> [WHAT TO WORK ON]
Output each record verbatim, with pictures left out.

> [EXERCISE DATA]

_ _ _ _ _

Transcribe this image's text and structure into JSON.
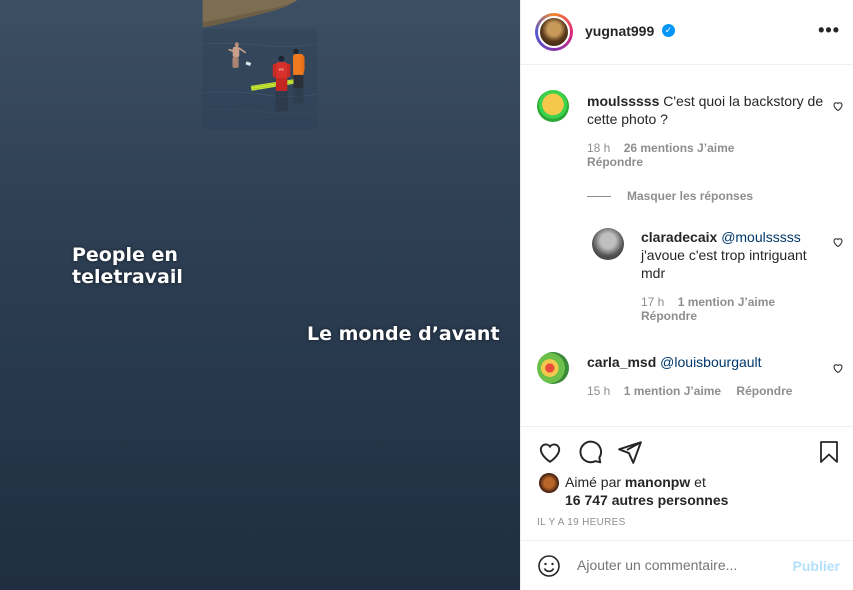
{
  "post": {
    "caption_left": "People en teletravail",
    "caption_right": "Le monde d’avant"
  },
  "header": {
    "username": "yugnat999",
    "verified": true,
    "more_icon": "more-horizontal-icon"
  },
  "comments": [
    {
      "user": "moulsssss",
      "text": "C'est quoi la backstory de cette photo ?",
      "time": "18 h",
      "likes": "26 mentions J’aime",
      "reply_label": "Répondre"
    },
    {
      "user": "claradecaix",
      "mention": "@moulsssss",
      "text": "j'avoue c'est trop intriguant mdr",
      "time": "17 h",
      "likes": "1 mention J’aime",
      "reply_label": "Répondre"
    },
    {
      "user": "carla_msd",
      "mention": "@louisbourgault",
      "time": "15 h",
      "likes": "1 mention J’aime",
      "reply_label": "Répondre"
    }
  ],
  "hide_replies": "Masquer les réponses",
  "liked_by": {
    "prefix": "Aimé par",
    "user": "manonpw",
    "suffix": "et",
    "others": "16 747 autres personnes"
  },
  "timestamp": "IL Y A 19 HEURES",
  "add_comment": {
    "placeholder": "Ajouter un commentaire...",
    "publish": "Publier"
  },
  "colors": {
    "verified": "#0095f6",
    "mention": "#00376b",
    "publish_disabled": "#b2dffc",
    "muted": "#8e8e8e"
  }
}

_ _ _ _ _

> [SOLUTION FOR THIS EXERCISE]
Transcribe this image's text and structure into JSON.
{
  "post": {
    "caption_left": "People en teletravail",
    "caption_right": "Le monde d’avant"
  },
  "header": {
    "username": "yugnat999",
    "verified": true,
    "more_icon": "more-horizontal-icon"
  },
  "comments": [
    {
      "user": "moulsssss",
      "text": "C'est quoi la backstory de cette photo ?",
      "time": "18 h",
      "likes": "26 mentions J’aime",
      "reply_label": "Répondre"
    },
    {
      "user": "claradecaix",
      "mention": "@moulsssss",
      "text": "j'avoue c'est trop intriguant mdr",
      "time": "17 h",
      "likes": "1 mention J’aime",
      "reply_label": "Répondre"
    },
    {
      "user": "carla_msd",
      "mention": "@louisbourgault",
      "time": "15 h",
      "likes": "1 mention J’aime",
      "reply_label": "Répondre"
    }
  ],
  "hide_replies": "Masquer les réponses",
  "liked_by": {
    "prefix": "Aimé par",
    "user": "manonpw",
    "suffix": "et",
    "others": "16 747 autres personnes"
  },
  "timestamp": "IL Y A 19 HEURES",
  "add_comment": {
    "placeholder": "Ajouter un commentaire...",
    "publish": "Publier"
  },
  "colors": {
    "verified": "#0095f6",
    "mention": "#00376b",
    "publish_disabled": "#b2dffc",
    "muted": "#8e8e8e"
  }
}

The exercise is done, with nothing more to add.